EXERCISE REQUIREMENTS
Going through the data below, please show each line containing the string "title".
** Opening WORKING DATA block **
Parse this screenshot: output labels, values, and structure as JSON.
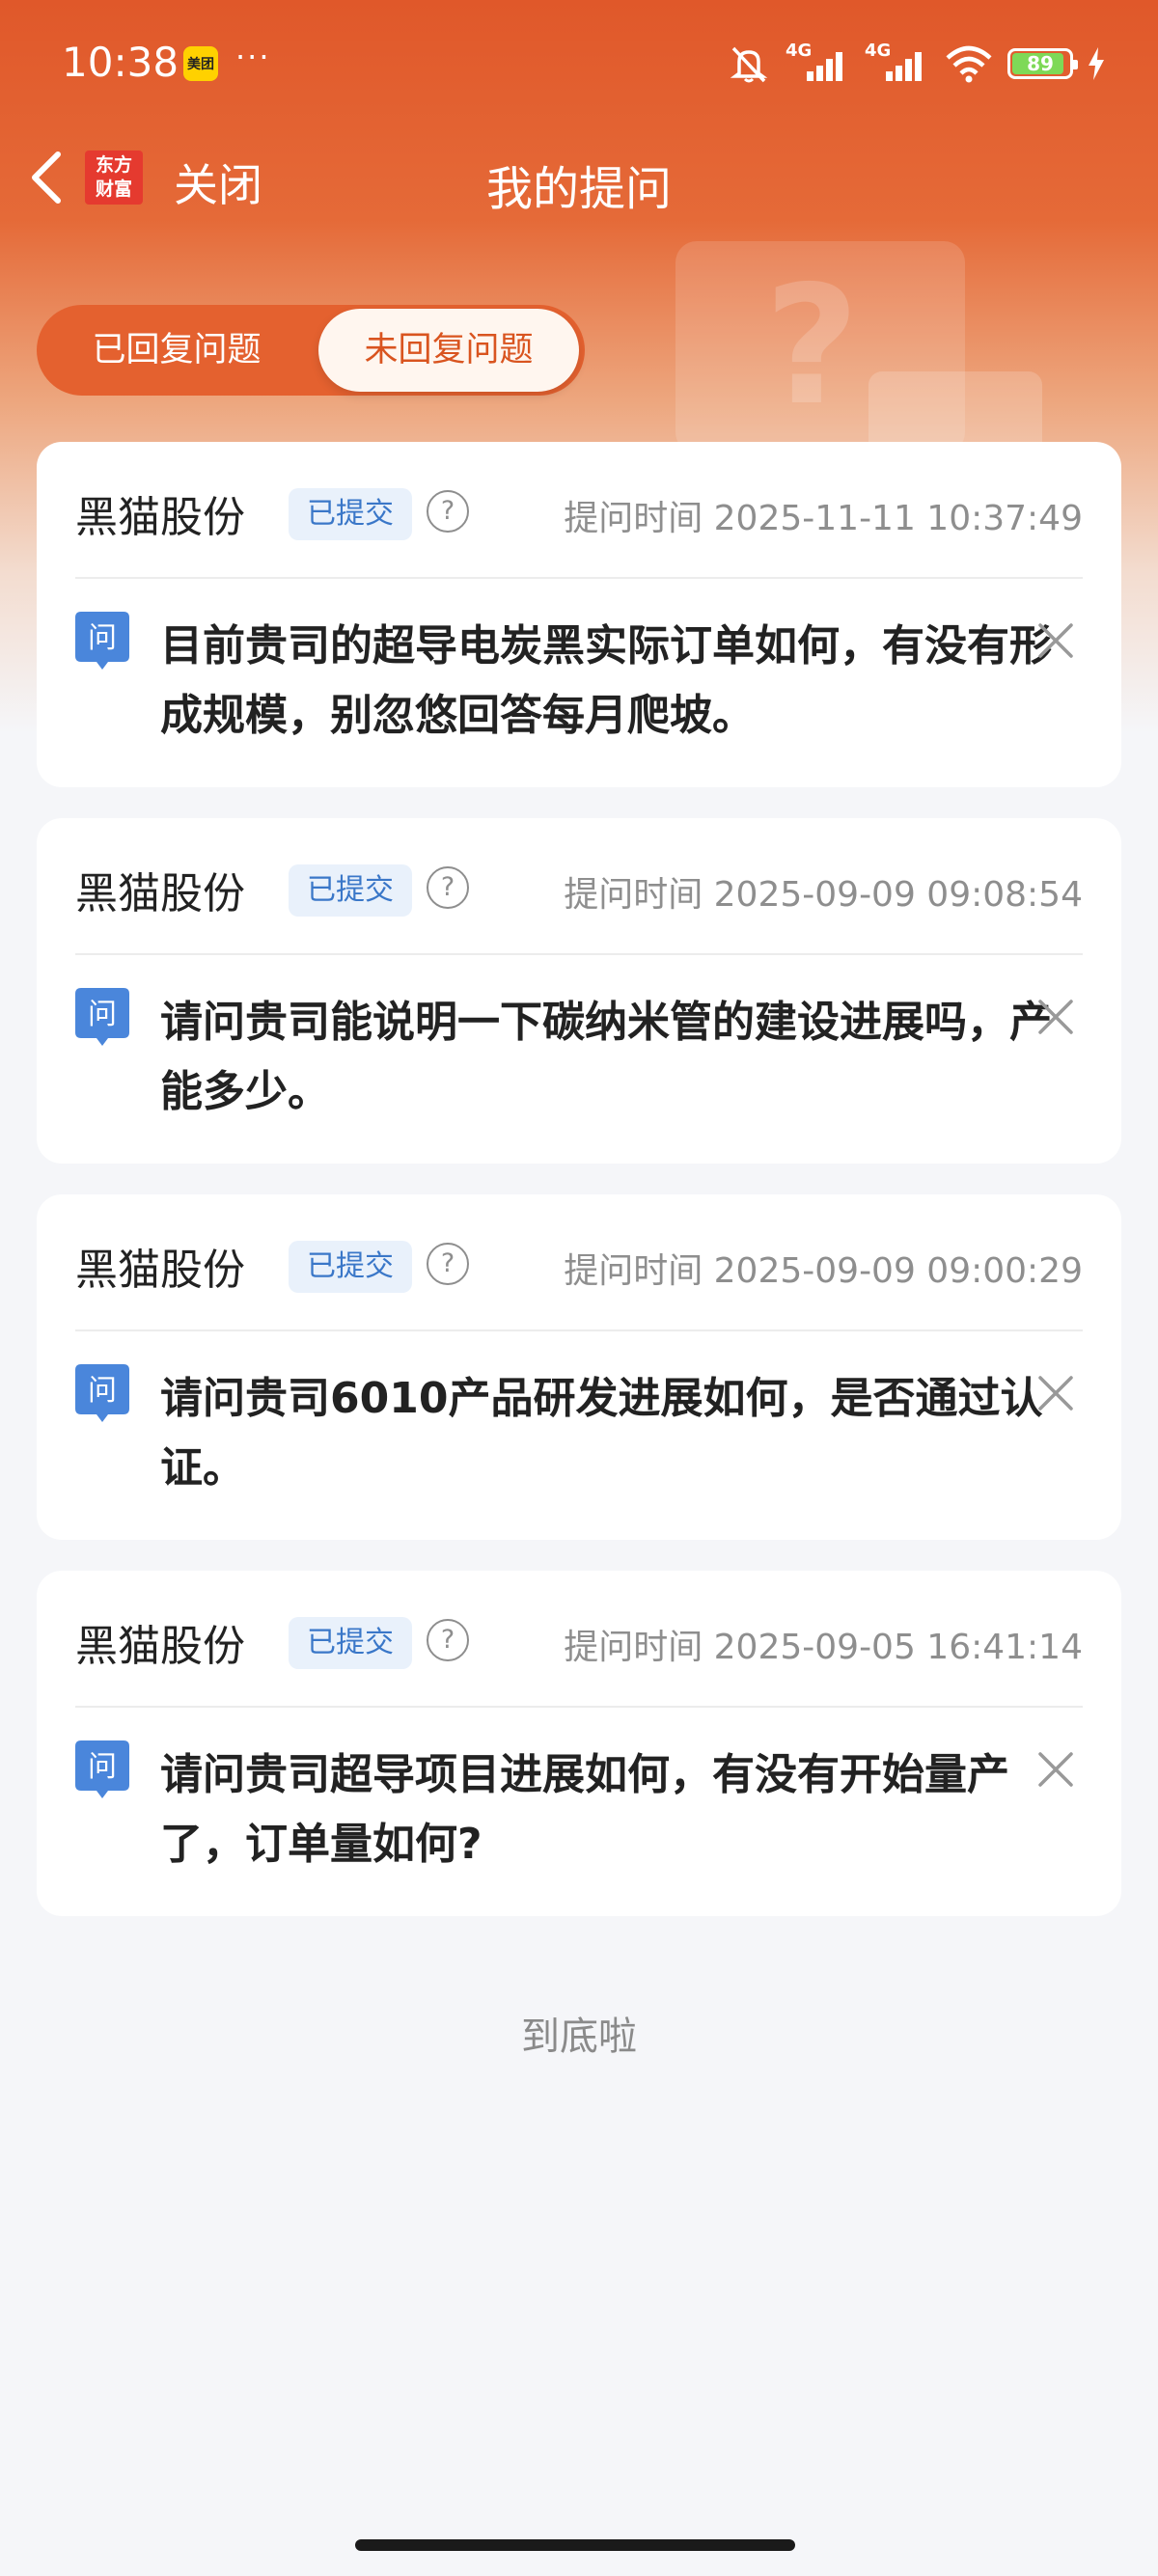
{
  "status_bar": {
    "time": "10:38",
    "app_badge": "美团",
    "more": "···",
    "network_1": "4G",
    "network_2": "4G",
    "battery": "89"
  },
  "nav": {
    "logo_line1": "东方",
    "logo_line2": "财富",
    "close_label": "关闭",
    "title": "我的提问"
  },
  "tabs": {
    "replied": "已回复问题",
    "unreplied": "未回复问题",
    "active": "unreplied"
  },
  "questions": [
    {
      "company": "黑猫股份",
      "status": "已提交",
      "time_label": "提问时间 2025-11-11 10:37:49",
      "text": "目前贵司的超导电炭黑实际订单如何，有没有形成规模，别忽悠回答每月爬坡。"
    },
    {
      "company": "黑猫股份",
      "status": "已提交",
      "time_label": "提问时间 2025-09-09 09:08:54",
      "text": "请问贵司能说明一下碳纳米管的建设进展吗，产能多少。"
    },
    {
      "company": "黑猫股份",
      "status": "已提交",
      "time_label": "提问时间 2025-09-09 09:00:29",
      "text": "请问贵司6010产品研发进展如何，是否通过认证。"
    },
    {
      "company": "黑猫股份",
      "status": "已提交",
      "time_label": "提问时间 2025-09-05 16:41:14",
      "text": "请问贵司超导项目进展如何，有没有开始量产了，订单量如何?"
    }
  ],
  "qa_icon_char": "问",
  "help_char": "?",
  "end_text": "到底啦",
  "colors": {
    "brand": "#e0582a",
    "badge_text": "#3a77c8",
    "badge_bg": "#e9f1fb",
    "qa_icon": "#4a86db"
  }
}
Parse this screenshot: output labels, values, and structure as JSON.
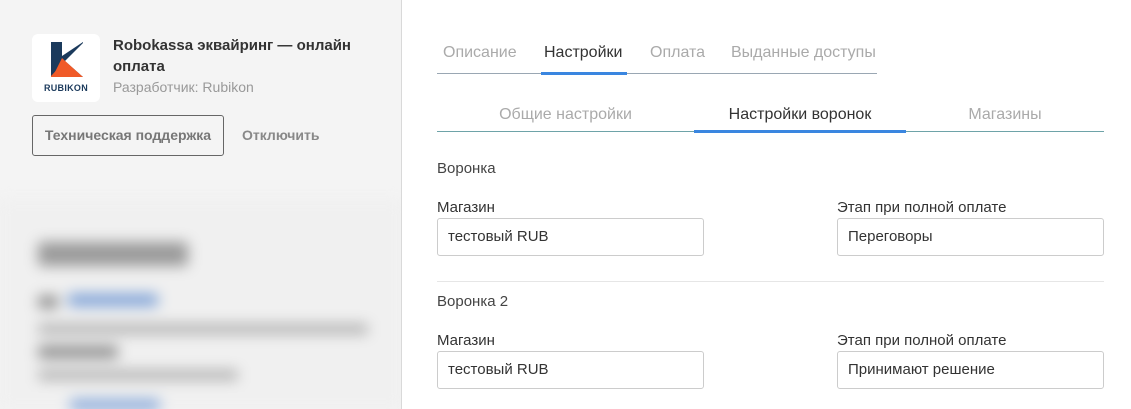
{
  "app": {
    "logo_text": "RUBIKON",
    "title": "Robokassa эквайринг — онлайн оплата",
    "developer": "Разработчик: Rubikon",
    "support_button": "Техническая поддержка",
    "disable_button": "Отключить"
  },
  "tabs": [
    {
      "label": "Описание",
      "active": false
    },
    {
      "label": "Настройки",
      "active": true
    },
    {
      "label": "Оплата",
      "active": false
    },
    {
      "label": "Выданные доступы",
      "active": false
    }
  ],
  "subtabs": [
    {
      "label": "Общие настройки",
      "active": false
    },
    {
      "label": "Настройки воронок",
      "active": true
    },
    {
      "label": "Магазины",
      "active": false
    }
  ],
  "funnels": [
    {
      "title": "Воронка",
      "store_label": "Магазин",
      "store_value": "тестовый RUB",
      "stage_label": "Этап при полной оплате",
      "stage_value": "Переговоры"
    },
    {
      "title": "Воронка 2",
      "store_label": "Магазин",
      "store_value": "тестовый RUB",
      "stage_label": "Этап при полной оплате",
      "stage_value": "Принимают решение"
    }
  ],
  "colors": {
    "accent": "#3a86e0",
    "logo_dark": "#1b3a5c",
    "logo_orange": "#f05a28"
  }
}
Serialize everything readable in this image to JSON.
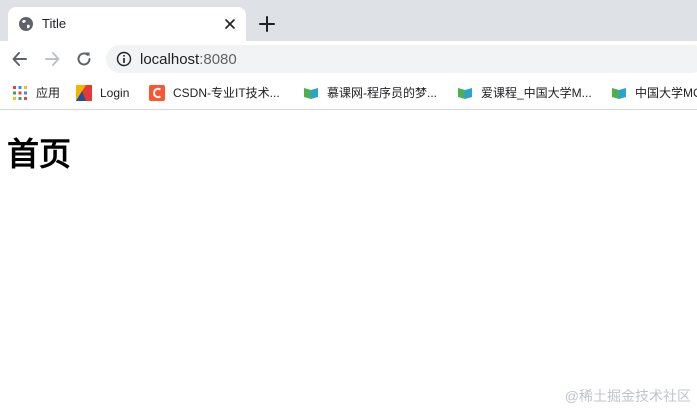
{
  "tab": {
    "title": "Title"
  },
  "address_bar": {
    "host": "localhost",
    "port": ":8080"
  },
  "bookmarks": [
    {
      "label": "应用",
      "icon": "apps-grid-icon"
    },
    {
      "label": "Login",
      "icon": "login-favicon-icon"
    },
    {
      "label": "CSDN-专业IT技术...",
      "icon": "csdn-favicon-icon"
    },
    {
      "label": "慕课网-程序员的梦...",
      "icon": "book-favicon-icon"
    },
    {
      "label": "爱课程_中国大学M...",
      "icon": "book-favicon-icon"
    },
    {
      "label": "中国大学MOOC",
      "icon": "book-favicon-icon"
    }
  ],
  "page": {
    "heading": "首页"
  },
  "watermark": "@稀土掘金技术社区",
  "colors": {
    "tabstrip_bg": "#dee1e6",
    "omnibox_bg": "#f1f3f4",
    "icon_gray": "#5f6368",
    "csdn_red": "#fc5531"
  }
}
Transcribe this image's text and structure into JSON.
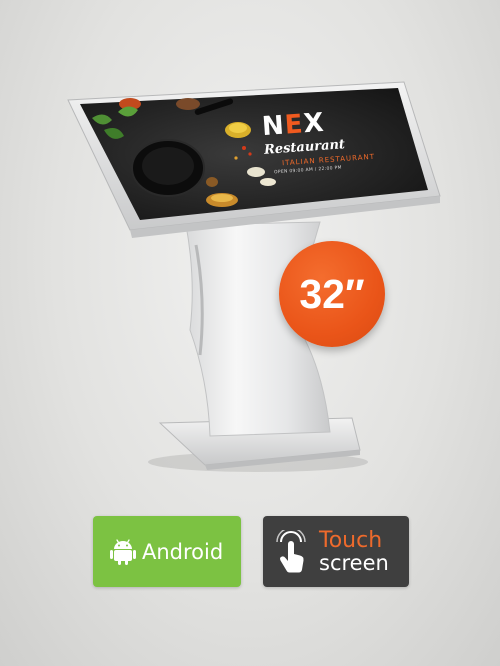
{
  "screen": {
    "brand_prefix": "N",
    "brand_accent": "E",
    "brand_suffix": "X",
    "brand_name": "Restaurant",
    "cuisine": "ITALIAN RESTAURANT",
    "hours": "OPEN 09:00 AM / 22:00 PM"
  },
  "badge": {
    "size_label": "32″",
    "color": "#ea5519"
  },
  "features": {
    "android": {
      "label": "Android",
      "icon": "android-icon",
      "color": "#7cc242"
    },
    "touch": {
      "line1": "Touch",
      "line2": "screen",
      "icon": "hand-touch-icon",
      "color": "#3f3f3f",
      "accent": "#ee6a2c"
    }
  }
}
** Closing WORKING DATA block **
TASK ANSWER
    "title": "我的提问"
    "title": "Robokassa эквайринг — онлайн оплата",
      "title": "Воронка",
      "title": "Воронка 2",
    "title": "Title"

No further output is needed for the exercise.